The answer must be a single number: how many lines below contain "active".

● ● ● ●

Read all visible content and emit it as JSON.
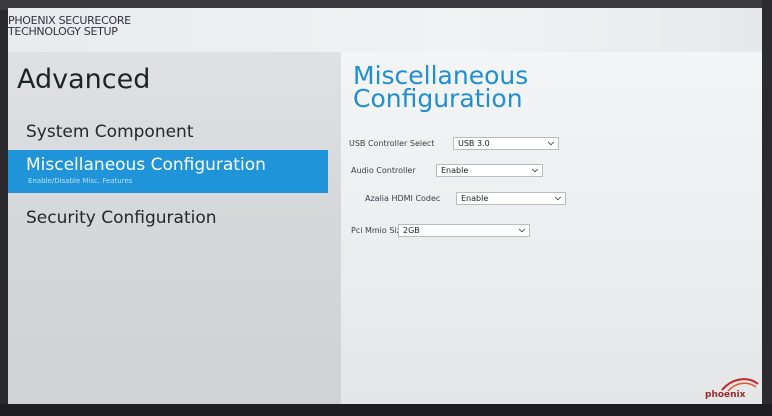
{
  "brand": {
    "line1": "PHOENIX SECURECORE",
    "line2": "TECHNOLOGY SETUP",
    "logo_text": "phoenix"
  },
  "nav": {
    "title": "Advanced",
    "items": [
      {
        "label": "System Component",
        "selected": false
      },
      {
        "label": "Miscellaneous Configuration",
        "selected": true,
        "description": "Enable/Disable Misc. Features"
      },
      {
        "label": "Security Configuration",
        "selected": false
      }
    ]
  },
  "section": {
    "title_line1": "Miscellaneous",
    "title_line2": "Configuration",
    "settings": [
      {
        "label": "USB Controller Select",
        "value": "USB 3.0"
      },
      {
        "label": "Audio Controller",
        "value": "Enable"
      },
      {
        "label": "Azalia HDMI Codec",
        "value": "Enable"
      },
      {
        "label": "Pci Mmio Size",
        "value": "2GB"
      }
    ]
  },
  "icons": {
    "dropdown": "chevron-down-icon",
    "logo": "phoenix-logo-icon"
  },
  "colors": {
    "accent": "#1f94d8",
    "title": "#1f8fd0"
  }
}
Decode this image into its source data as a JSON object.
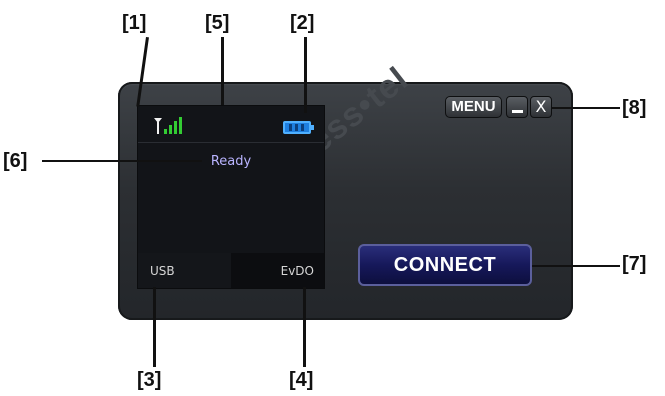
{
  "callouts": {
    "c1": "[1]",
    "c2": "[2]",
    "c3": "[3]",
    "c4": "[4]",
    "c5": "[5]",
    "c6": "[6]",
    "c7": "[7]",
    "c8": "[8]"
  },
  "watermark": "axess•tel",
  "screen": {
    "status": "Ready",
    "connection_type": "USB",
    "network": "EvDO",
    "signal_icon": "signal-strength-icon",
    "battery_icon": "battery-icon"
  },
  "controls": {
    "menu_label": "MENU",
    "minimize_label": "_",
    "close_label": "X",
    "connect_label": "CONNECT"
  },
  "colors": {
    "status_text": "#b9b4ff",
    "battery": "#1e7fe0",
    "connect_bg": "#16185a"
  }
}
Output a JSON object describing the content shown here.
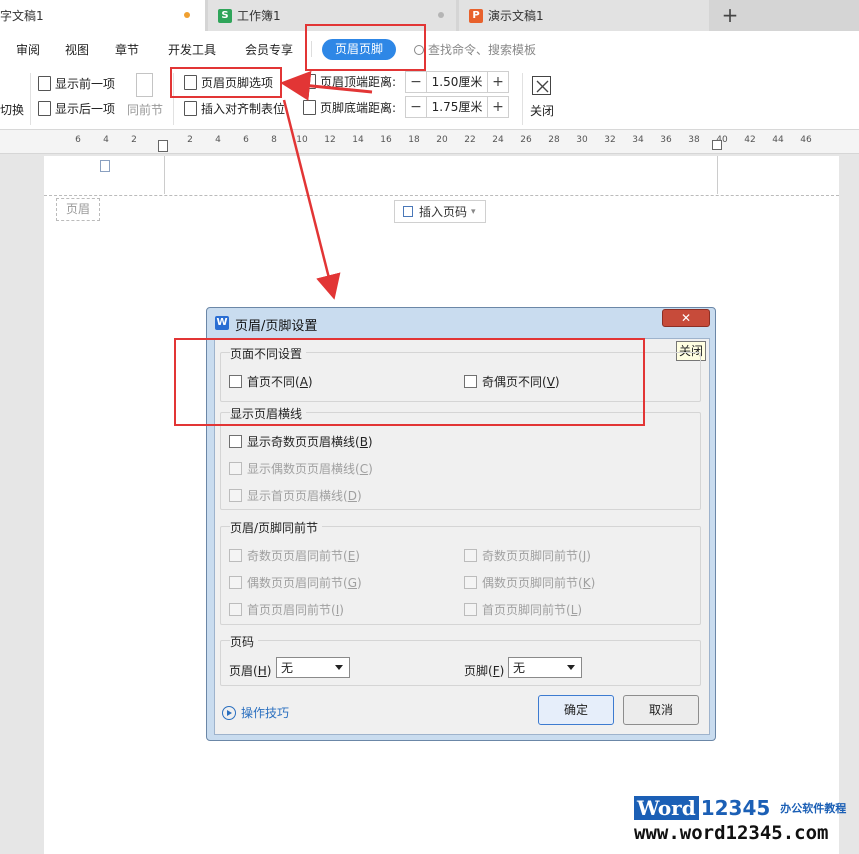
{
  "tabs": [
    {
      "label": "字文稿1",
      "icon": "",
      "icon_color": "",
      "active": true
    },
    {
      "label": "工作簿1",
      "icon": "S",
      "icon_color": "#2fa55a",
      "active": false
    },
    {
      "label": "演示文稿1",
      "icon": "P",
      "icon_color": "#e8612c",
      "active": false
    }
  ],
  "add_tab": "+",
  "menu": {
    "items": [
      "审阅",
      "视图",
      "章节",
      "开发工具",
      "会员专享"
    ],
    "active": "页眉页脚",
    "search": "查找命令、搜索模板"
  },
  "ribbon": {
    "switch_label": "切换",
    "show_prev": "显示前一项",
    "show_next": "显示后一项",
    "same_as_prev": "同前节",
    "hf_options": "页眉页脚选项",
    "insert_align_tab": "插入对齐制表位",
    "header_top_label": "页眉顶端距离:",
    "header_top_value": "1.50厘米",
    "footer_bottom_label": "页脚底端距离:",
    "footer_bottom_value": "1.75厘米",
    "minus": "−",
    "plus": "+",
    "close_label": "关闭"
  },
  "ruler": {
    "ticks": [
      "6",
      "4",
      "2",
      "2",
      "4",
      "6",
      "8",
      "10",
      "12",
      "14",
      "16",
      "18",
      "20",
      "22",
      "24",
      "26",
      "28",
      "30",
      "32",
      "34",
      "36",
      "38",
      "40",
      "42",
      "44",
      "46"
    ]
  },
  "page": {
    "header_tag": "页眉",
    "insert_page_number": "插入页码"
  },
  "dialog": {
    "title": "页眉/页脚设置",
    "close_tooltip": "关闭",
    "group1_title": "页面不同设置",
    "diff_first_page": {
      "text": "首页不同(",
      "key": "A",
      "end": ")"
    },
    "diff_odd_even": {
      "text": "奇偶页不同(",
      "key": "V",
      "end": ")"
    },
    "group2_title": "显示页眉横线",
    "show_odd_line": {
      "text": "显示奇数页页眉横线(",
      "key": "B",
      "end": ")"
    },
    "show_even_line": {
      "text": "显示偶数页页眉横线(",
      "key": "C",
      "end": ")"
    },
    "show_first_line": {
      "text": "显示首页页眉横线(",
      "key": "D",
      "end": ")"
    },
    "group3_title": "页眉/页脚同前节",
    "odd_header_same": {
      "text": "奇数页页眉同前节(",
      "key": "E",
      "end": ")"
    },
    "odd_footer_same": {
      "text": "奇数页页脚同前节(",
      "key": "J",
      "end": ")"
    },
    "even_header_same": {
      "text": "偶数页页眉同前节(",
      "key": "G",
      "end": ")"
    },
    "even_footer_same": {
      "text": "偶数页页脚同前节(",
      "key": "K",
      "end": ")"
    },
    "first_header_same": {
      "text": "首页页眉同前节(",
      "key": "I",
      "end": ")"
    },
    "first_footer_same": {
      "text": "首页页脚同前节(",
      "key": "L",
      "end": ")"
    },
    "group4_title": "页码",
    "header_select": {
      "label": "页眉(",
      "key": "H",
      "end": ")",
      "value": "无"
    },
    "footer_select": {
      "label": "页脚(",
      "key": "F",
      "end": ")",
      "value": "无"
    },
    "tips": "操作技巧",
    "ok": "确定",
    "cancel": "取消"
  },
  "watermark": {
    "brand": "Word",
    "digits": "12345",
    "subtitle": "办公软件教程",
    "url": "www.word12345.com"
  },
  "colors": {
    "accent": "#2e87e6",
    "annotation_red": "#e23535",
    "dialog_close": "#c74b3a"
  }
}
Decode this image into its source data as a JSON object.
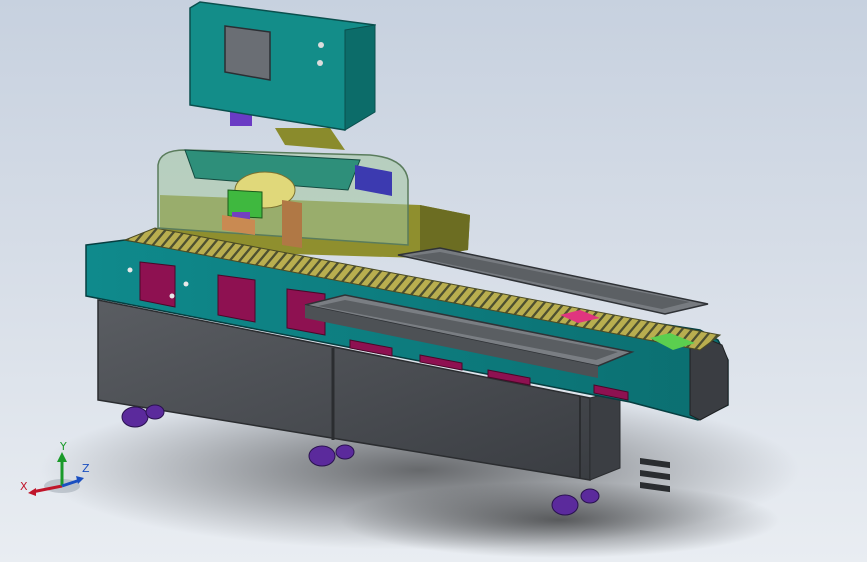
{
  "axes": {
    "x_label": "X",
    "y_label": "Y",
    "z_label": "Z"
  },
  "colors": {
    "background_top": "#c7d1df",
    "background_bottom": "#e9edf2",
    "teal_frame": "#0f8486",
    "teal_dark": "#0a5f61",
    "magenta_panel": "#8e1151",
    "cabinet_dark": "#4a4d52",
    "olive_chain": "#b5ad55",
    "tray_grey": "#6b6f74",
    "wheel_purple": "#5b2a9c",
    "axis_x": "#c0152a",
    "axis_y": "#1a9a2a",
    "axis_z": "#1a4fc0"
  }
}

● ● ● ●

*Response to the exercise*. 4